Exercise objective
Give back the full listing verbatim, apart from its images.

Data to use
BEGIN

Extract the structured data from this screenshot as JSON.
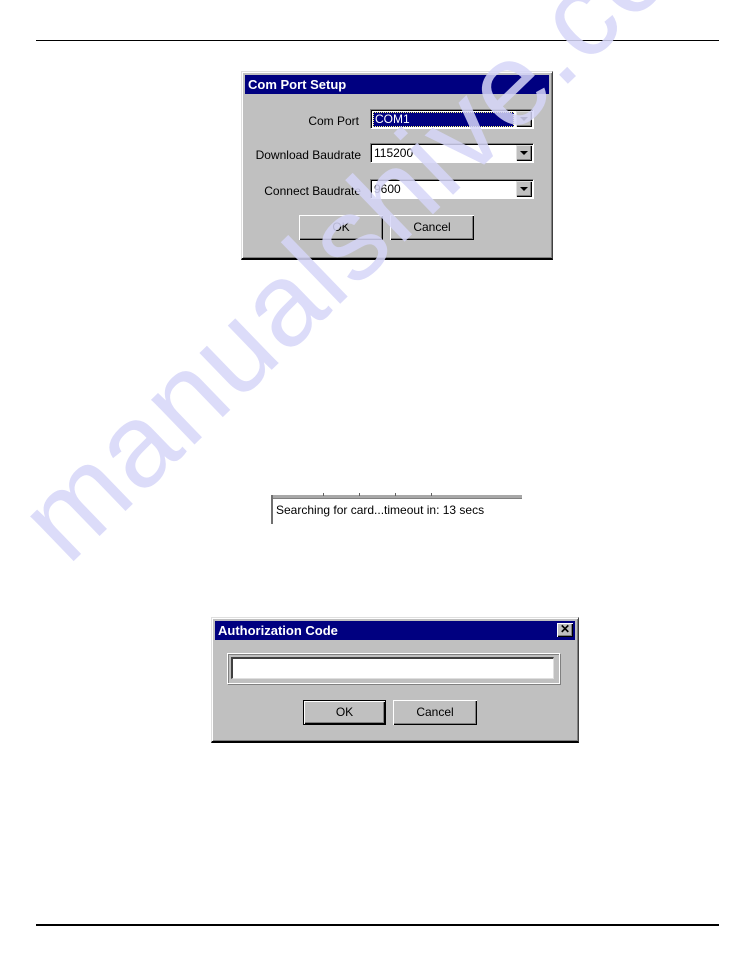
{
  "page": {
    "watermark": "manualshive.com"
  },
  "com_port_dialog": {
    "title": "Com Port Setup",
    "fields": [
      {
        "label": "Com Port",
        "value": "COM1",
        "focused": true
      },
      {
        "label": "Download Baudrate",
        "value": "115200",
        "focused": false
      },
      {
        "label": "Connect Baudrate",
        "value": "9600",
        "focused": false
      }
    ],
    "ok_label": "OK",
    "cancel_label": "Cancel"
  },
  "status_bar": {
    "text": "Searching for card...timeout in: 13 secs"
  },
  "auth_dialog": {
    "title": "Authorization Code",
    "close_glyph": "✕",
    "input_value": "",
    "ok_label": "OK",
    "cancel_label": "Cancel"
  }
}
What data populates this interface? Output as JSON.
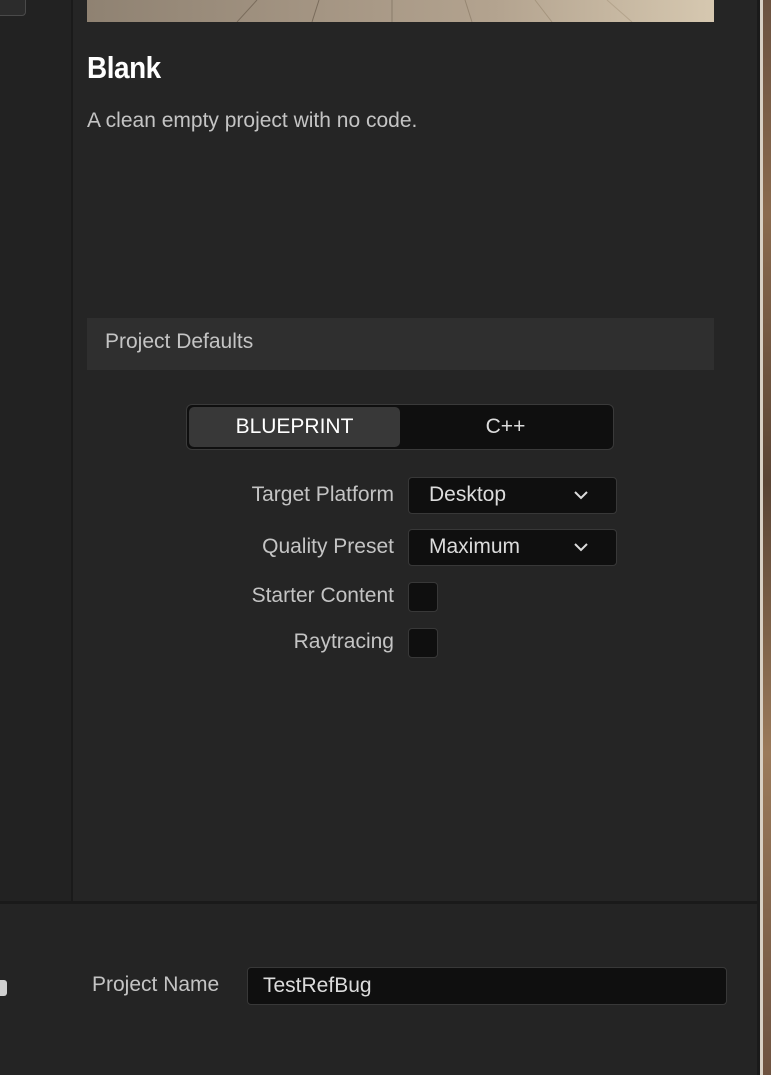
{
  "template": {
    "title": "Blank",
    "description": "A clean empty project with no code."
  },
  "project_defaults": {
    "section_title": "Project Defaults",
    "language_options": [
      "BLUEPRINT",
      "C++"
    ],
    "selected_language": "BLUEPRINT",
    "target_platform": {
      "label": "Target Platform",
      "value": "Desktop",
      "icon": "chevron-down-icon"
    },
    "quality_preset": {
      "label": "Quality Preset",
      "value": "Maximum",
      "icon": "chevron-down-icon"
    },
    "starter_content": {
      "label": "Starter Content",
      "checked": false
    },
    "raytracing": {
      "label": "Raytracing",
      "checked": false
    }
  },
  "project_name": {
    "label": "Project Name",
    "value": "TestRefBug"
  },
  "colors": {
    "panel_bg": "#252525",
    "field_bg": "#0f0f0f",
    "section_header_bg": "#2f2f2f",
    "active_toggle_bg": "#383838",
    "text": "#c4c4c4",
    "title_text": "#ffffff"
  }
}
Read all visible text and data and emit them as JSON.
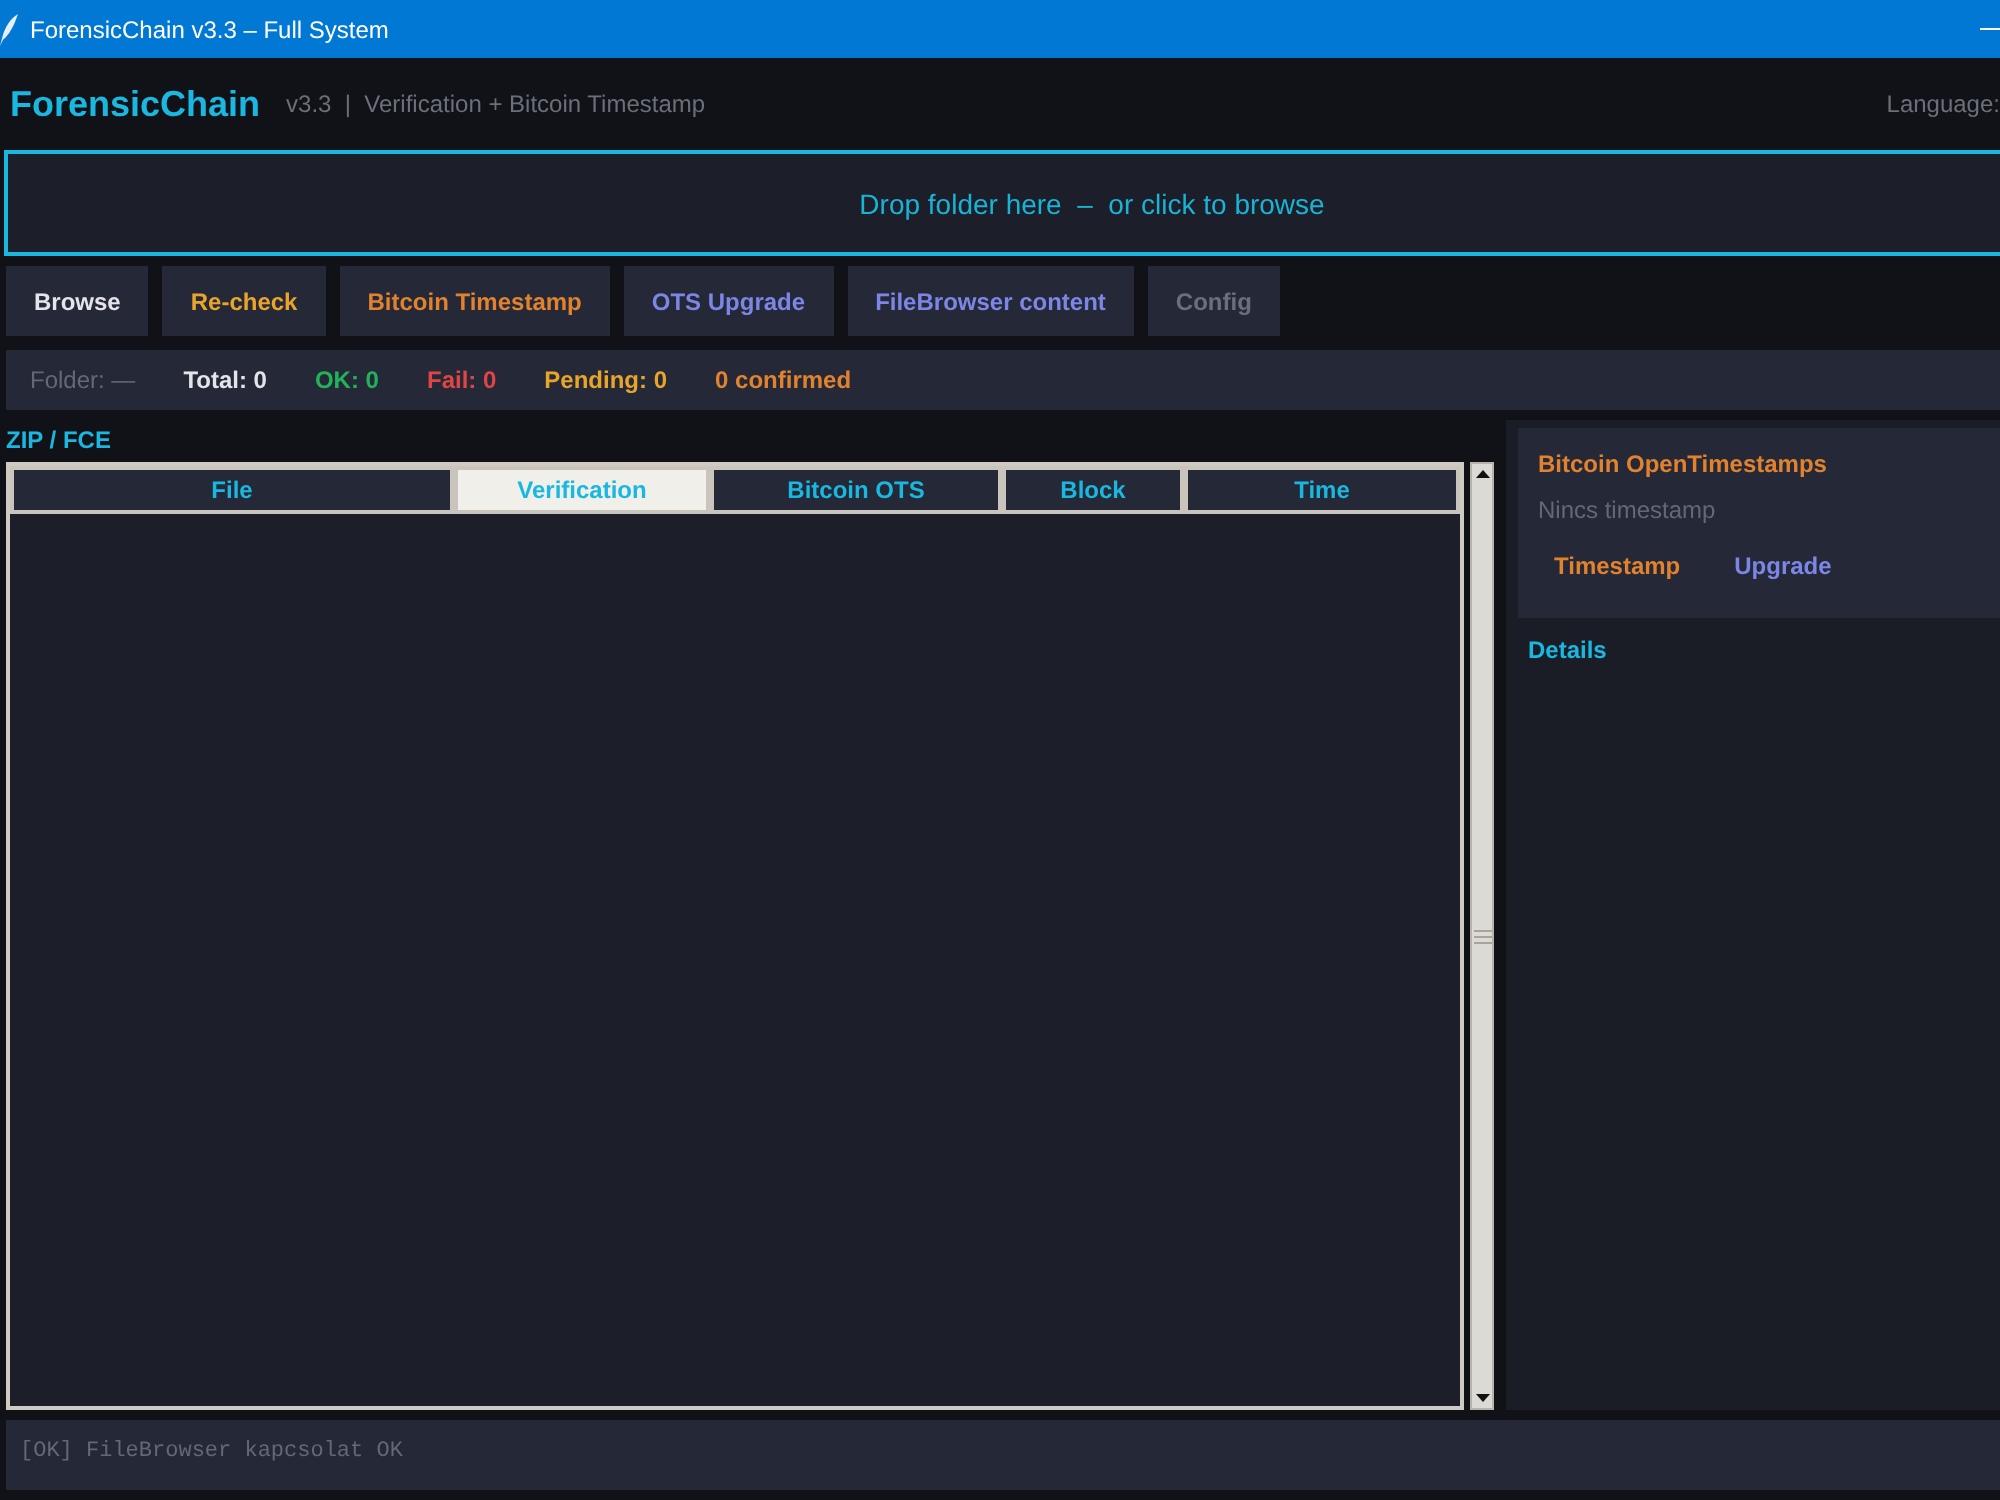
{
  "window": {
    "title": "ForensicChain v3.3 – Full System"
  },
  "header": {
    "app_name": "ForensicChain",
    "subtitle": "v3.3  |  Verification + Bitcoin Timestamp",
    "language_label": "Language:"
  },
  "drop_zone": {
    "text": "Drop folder here  –  or click to browse"
  },
  "toolbar": [
    {
      "label": "Browse",
      "color": "#e4e4ec"
    },
    {
      "label": "Re-check",
      "color": "#e8a52a"
    },
    {
      "label": "Bitcoin Timestamp",
      "color": "#e0822e"
    },
    {
      "label": "OTS Upgrade",
      "color": "#7c86e6"
    },
    {
      "label": "FileBrowser content",
      "color": "#7c86e6"
    },
    {
      "label": "Config",
      "color": "#6b6e7c"
    }
  ],
  "stats": [
    {
      "text": "Folder: —",
      "kind": "path",
      "color": "#646775"
    },
    {
      "text": "Total: 0",
      "kind": "count",
      "color": "#e4e4ec"
    },
    {
      "text": "OK: 0",
      "kind": "count",
      "color": "#22b35a"
    },
    {
      "text": "Fail: 0",
      "kind": "count",
      "color": "#e04545"
    },
    {
      "text": "Pending: 0",
      "kind": "count",
      "color": "#e8a52a"
    },
    {
      "text": "0 confirmed",
      "kind": "count",
      "color": "#e0822e"
    }
  ],
  "table": {
    "title": "ZIP / FCE",
    "columns": [
      {
        "label": "File",
        "selected": false
      },
      {
        "label": "Verification",
        "selected": true
      },
      {
        "label": "Bitcoin OTS",
        "selected": false
      },
      {
        "label": "Block",
        "selected": false
      },
      {
        "label": "Time",
        "selected": false
      }
    ]
  },
  "side_panel": {
    "card": {
      "title": "Bitcoin OpenTimestamps",
      "status": "Nincs timestamp",
      "buttons": [
        {
          "label": "Timestamp",
          "color": "#e0822e"
        },
        {
          "label": "Upgrade",
          "color": "#7c86e6"
        }
      ]
    },
    "details_title": "Details"
  },
  "log": {
    "lines": [
      "[OK] FileBrowser kapcsolat OK"
    ]
  }
}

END

Written answer
Extract the structured data from this screenshot as JSON.
{
  "page": {
    "watermark": "manualshive.com"
  },
  "com_port_dialog": {
    "title": "Com Port Setup",
    "fields": [
      {
        "label": "Com Port",
        "value": "COM1",
        "focused": true
      },
      {
        "label": "Download Baudrate",
        "value": "115200",
        "focused": false
      },
      {
        "label": "Connect Baudrate",
        "value": "9600",
        "focused": false
      }
    ],
    "ok_label": "OK",
    "cancel_label": "Cancel"
  },
  "status_bar": {
    "text": "Searching for card...timeout in: 13 secs"
  },
  "auth_dialog": {
    "title": "Authorization Code",
    "close_glyph": "✕",
    "input_value": "",
    "ok_label": "OK",
    "cancel_label": "Cancel"
  }
}
What data populates this interface? Output as JSON.
{
  "template": {
    "title": "Blank",
    "description": "A clean empty project with no code."
  },
  "project_defaults": {
    "section_title": "Project Defaults",
    "language_options": [
      "BLUEPRINT",
      "C++"
    ],
    "selected_language": "BLUEPRINT",
    "target_platform": {
      "label": "Target Platform",
      "value": "Desktop",
      "icon": "chevron-down-icon"
    },
    "quality_preset": {
      "label": "Quality Preset",
      "value": "Maximum",
      "icon": "chevron-down-icon"
    },
    "starter_content": {
      "label": "Starter Content",
      "checked": false
    },
    "raytracing": {
      "label": "Raytracing",
      "checked": false
    }
  },
  "project_name": {
    "label": "Project Name",
    "value": "TestRefBug"
  },
  "colors": {
    "panel_bg": "#252525",
    "field_bg": "#0f0f0f",
    "section_header_bg": "#2f2f2f",
    "active_toggle_bg": "#383838",
    "text": "#c4c4c4",
    "title_text": "#ffffff"
  }
}
Read all visible text and data and emit them as JSON.
{
  "window": {
    "title": "ForensicChain v3.3 – Full System"
  },
  "header": {
    "app_name": "ForensicChain",
    "subtitle": "v3.3  |  Verification + Bitcoin Timestamp",
    "language_label": "Language:"
  },
  "drop_zone": {
    "text": "Drop folder here  –  or click to browse"
  },
  "toolbar": [
    {
      "label": "Browse",
      "color": "#e4e4ec"
    },
    {
      "label": "Re-check",
      "color": "#e8a52a"
    },
    {
      "label": "Bitcoin Timestamp",
      "color": "#e0822e"
    },
    {
      "label": "OTS Upgrade",
      "color": "#7c86e6"
    },
    {
      "label": "FileBrowser content",
      "color": "#7c86e6"
    },
    {
      "label": "Config",
      "color": "#6b6e7c"
    }
  ],
  "stats": [
    {
      "text": "Folder: —",
      "kind": "path",
      "color": "#646775"
    },
    {
      "text": "Total: 0",
      "kind": "count",
      "color": "#e4e4ec"
    },
    {
      "text": "OK: 0",
      "kind": "count",
      "color": "#22b35a"
    },
    {
      "text": "Fail: 0",
      "kind": "count",
      "color": "#e04545"
    },
    {
      "text": "Pending: 0",
      "kind": "count",
      "color": "#e8a52a"
    },
    {
      "text": "0 confirmed",
      "kind": "count",
      "color": "#e0822e"
    }
  ],
  "table": {
    "title": "ZIP / FCE",
    "columns": [
      {
        "label": "File",
        "selected": false
      },
      {
        "label": "Verification",
        "selected": true
      },
      {
        "label": "Bitcoin OTS",
        "selected": false
      },
      {
        "label": "Block",
        "selected": false
      },
      {
        "label": "Time",
        "selected": false
      }
    ]
  },
  "side_panel": {
    "card": {
      "title": "Bitcoin OpenTimestamps",
      "status": "Nincs timestamp",
      "buttons": [
        {
          "label": "Timestamp",
          "color": "#e0822e"
        },
        {
          "label": "Upgrade",
          "color": "#7c86e6"
        }
      ]
    },
    "details_title": "Details"
  },
  "log": {
    "lines": [
      "[OK] FileBrowser kapcsolat OK"
    ]
  }
}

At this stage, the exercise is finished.